WIT Press


Fluid–structure Simulation Of A Viscoelastic Hydrofoil Subjected To Quasi-steady Flow

Price

Free (open access)

Paper DOI

10.2495/AFM100381

Volume

69

Pages

9

Page Range

439 - 447

Published

2010

Size

1,368 kb

Author(s)

R. L. Campbell, E. G. Paterson, M. C. Reese & S. A. Hambric

Abstract

Fluid–structure interaction simulations are performed for a flexible hydrofoil subjected to quasi-steady flow conditions. The hydrofoil is fabricated from a polymeric material that exhibits viscoelastic effects, causing the hydrofoil to change shape while subjected to the fluid loads. The time-dependent deformations and loads will be compared in the future to empirical results from upcoming water tunnel tests. The fluid–structure interaction simulations are performed using a tightly coupled partitioned approach, with OpenFOAM as the flow solver and a finite element solver for the structural response. The codes are coupled using a fixed-point iteration with relaxation. The flow is modeled as laminar and quasisteady. Simulations indicate the hydrofoil angle of attack (AOA) changes from zero to a negative value as the material relaxes. The approach used here is being developed for application to a blood pump that has a performance closely tied to blade deformation through the impeller tip clearance. Keywords: fluid–structure interaction, viscoelasticity, hydrofoil, OpenFOAM. 1 Introduction The area of fluid–structure interaction (FSI) modeling has been very active in recent years, as evidenced by the numerous papers in the literature (see, for example, the review by Tezduyar and Sathe [1]). The dramatic advances in affordable computational resources coupled with improved modeling capability for both fluid and solid structures over the past two decades have made feasible coupled fluid/solid simulations for real-world engineering applications. While FSI simulations have been an area of research since the late 1970s (see Felippa et al. [2]), there still exist several challenges before these simulations will be

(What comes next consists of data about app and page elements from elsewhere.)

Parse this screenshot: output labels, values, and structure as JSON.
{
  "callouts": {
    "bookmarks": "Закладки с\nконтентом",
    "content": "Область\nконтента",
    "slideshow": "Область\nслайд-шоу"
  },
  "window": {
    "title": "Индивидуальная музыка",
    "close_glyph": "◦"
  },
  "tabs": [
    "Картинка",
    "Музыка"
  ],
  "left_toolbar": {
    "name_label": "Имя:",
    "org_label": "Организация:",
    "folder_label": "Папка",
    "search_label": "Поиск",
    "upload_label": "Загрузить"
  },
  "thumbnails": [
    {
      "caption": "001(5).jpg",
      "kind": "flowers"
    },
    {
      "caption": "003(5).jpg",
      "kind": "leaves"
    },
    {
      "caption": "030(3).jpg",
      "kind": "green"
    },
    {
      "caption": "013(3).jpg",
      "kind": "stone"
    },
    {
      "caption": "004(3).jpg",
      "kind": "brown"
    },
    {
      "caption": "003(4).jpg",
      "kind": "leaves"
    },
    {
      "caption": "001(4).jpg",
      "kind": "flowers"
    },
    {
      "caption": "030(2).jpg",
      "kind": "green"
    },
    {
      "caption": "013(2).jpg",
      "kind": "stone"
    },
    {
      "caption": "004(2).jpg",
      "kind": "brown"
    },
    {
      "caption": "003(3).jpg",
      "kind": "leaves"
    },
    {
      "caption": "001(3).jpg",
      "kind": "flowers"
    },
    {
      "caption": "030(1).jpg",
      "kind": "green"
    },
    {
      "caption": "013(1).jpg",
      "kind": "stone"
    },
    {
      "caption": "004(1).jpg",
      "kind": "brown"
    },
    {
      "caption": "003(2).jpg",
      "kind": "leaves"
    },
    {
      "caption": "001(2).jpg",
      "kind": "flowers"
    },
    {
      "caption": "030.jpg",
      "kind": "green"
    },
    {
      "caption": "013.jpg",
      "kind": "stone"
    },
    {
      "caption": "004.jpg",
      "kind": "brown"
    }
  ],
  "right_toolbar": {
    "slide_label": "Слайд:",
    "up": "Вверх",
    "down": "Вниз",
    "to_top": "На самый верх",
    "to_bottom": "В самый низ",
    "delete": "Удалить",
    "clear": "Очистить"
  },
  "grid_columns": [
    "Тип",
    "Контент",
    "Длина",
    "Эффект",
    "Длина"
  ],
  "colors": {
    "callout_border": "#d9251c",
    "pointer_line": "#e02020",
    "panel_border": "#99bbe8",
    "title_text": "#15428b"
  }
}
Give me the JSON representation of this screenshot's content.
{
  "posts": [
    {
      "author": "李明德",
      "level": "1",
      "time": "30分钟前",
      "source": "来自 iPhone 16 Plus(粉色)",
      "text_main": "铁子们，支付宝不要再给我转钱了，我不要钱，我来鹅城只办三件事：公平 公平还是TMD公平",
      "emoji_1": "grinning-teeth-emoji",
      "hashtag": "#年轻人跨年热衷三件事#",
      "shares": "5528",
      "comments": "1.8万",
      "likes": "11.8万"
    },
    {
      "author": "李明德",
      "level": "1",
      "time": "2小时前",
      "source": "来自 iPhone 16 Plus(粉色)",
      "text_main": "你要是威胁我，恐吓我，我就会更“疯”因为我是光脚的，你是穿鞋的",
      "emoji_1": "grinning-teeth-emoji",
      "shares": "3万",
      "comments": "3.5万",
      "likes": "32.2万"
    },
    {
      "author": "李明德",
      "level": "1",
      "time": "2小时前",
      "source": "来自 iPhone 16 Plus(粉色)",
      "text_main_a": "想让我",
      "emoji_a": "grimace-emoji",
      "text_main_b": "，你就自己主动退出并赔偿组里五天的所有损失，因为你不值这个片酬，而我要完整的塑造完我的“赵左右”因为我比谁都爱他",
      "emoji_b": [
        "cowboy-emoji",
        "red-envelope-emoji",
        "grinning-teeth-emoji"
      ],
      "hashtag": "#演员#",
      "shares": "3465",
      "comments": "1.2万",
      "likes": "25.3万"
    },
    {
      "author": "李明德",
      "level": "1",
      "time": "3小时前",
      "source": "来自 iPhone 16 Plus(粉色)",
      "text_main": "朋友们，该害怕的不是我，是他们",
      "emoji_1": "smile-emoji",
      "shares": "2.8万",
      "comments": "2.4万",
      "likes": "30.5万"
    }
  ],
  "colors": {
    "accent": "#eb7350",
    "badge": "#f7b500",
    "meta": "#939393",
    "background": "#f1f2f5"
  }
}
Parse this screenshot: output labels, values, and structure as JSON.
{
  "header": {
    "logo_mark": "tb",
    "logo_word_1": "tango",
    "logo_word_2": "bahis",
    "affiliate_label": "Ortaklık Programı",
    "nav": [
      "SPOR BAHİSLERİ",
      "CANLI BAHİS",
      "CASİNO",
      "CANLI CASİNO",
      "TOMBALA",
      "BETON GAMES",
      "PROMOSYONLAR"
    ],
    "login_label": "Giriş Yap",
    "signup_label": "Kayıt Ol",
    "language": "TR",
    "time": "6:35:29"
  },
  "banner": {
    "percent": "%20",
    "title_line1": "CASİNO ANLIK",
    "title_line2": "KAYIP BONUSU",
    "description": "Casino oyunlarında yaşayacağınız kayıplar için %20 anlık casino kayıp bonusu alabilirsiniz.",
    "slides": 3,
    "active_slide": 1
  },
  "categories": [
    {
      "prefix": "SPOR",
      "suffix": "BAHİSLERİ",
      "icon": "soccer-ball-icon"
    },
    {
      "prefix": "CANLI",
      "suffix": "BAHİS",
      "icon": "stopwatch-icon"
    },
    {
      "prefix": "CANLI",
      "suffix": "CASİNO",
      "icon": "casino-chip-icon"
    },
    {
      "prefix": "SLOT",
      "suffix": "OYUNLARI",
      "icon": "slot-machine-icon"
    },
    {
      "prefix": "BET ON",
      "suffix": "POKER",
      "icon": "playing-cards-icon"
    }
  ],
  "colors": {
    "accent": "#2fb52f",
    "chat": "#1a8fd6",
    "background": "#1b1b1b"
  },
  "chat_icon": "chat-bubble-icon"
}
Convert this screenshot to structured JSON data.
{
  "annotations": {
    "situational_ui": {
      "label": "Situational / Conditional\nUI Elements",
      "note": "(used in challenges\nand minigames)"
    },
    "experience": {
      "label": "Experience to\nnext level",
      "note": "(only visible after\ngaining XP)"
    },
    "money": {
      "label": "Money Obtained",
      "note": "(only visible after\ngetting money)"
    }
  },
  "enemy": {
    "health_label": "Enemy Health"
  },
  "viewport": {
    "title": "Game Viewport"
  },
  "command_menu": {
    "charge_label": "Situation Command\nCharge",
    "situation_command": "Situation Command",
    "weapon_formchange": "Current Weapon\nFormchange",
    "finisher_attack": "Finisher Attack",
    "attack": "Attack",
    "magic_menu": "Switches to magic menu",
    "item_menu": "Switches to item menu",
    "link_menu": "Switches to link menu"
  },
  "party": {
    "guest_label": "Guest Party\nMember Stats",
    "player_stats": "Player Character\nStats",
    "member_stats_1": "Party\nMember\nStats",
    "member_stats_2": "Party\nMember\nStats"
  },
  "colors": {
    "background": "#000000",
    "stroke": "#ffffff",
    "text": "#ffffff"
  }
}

Keywords

fluid–structure interaction, viscoelasticity, hydrofoil, OpenFOAM